EXERCISE BRIEF:
Please go through the records below and return every line holding the word "name".

DATA FOR THE TASK:
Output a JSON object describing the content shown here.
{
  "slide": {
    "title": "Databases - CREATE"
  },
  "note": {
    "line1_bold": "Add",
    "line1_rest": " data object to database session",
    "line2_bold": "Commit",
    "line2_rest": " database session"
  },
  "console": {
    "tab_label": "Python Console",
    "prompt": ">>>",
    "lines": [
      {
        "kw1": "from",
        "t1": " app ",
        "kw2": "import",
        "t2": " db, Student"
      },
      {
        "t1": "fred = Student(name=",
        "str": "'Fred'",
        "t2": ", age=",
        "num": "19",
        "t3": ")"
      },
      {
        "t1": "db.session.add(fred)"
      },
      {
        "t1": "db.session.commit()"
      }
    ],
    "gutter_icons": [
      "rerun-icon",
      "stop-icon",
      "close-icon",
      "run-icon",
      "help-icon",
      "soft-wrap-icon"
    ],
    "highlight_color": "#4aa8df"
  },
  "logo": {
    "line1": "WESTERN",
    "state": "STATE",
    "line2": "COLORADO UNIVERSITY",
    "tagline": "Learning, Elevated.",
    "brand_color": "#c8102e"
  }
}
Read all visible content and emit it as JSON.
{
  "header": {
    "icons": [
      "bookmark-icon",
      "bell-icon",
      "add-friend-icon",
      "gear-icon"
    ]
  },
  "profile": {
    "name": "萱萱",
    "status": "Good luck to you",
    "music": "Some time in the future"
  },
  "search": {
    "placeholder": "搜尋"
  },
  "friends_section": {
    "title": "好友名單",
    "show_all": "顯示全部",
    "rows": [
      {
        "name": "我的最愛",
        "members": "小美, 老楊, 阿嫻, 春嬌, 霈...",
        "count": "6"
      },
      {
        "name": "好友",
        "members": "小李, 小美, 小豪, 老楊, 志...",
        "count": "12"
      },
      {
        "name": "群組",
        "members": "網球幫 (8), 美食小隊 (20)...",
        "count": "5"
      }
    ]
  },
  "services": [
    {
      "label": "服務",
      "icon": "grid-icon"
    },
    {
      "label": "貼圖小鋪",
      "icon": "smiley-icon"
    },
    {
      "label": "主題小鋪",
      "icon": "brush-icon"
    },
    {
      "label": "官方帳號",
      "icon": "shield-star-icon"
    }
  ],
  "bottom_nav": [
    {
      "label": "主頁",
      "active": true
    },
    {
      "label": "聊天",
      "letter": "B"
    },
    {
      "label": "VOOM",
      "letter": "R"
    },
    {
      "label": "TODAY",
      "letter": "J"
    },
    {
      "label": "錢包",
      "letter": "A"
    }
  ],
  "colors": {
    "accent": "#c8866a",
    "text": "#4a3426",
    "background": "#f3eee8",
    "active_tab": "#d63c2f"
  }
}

WRITTEN ANSWER:
        "t1": "fred = Student(name=",
    "name": "萱萱",
        "name": "我的最愛",
        "name": "好友",
        "name": "群組",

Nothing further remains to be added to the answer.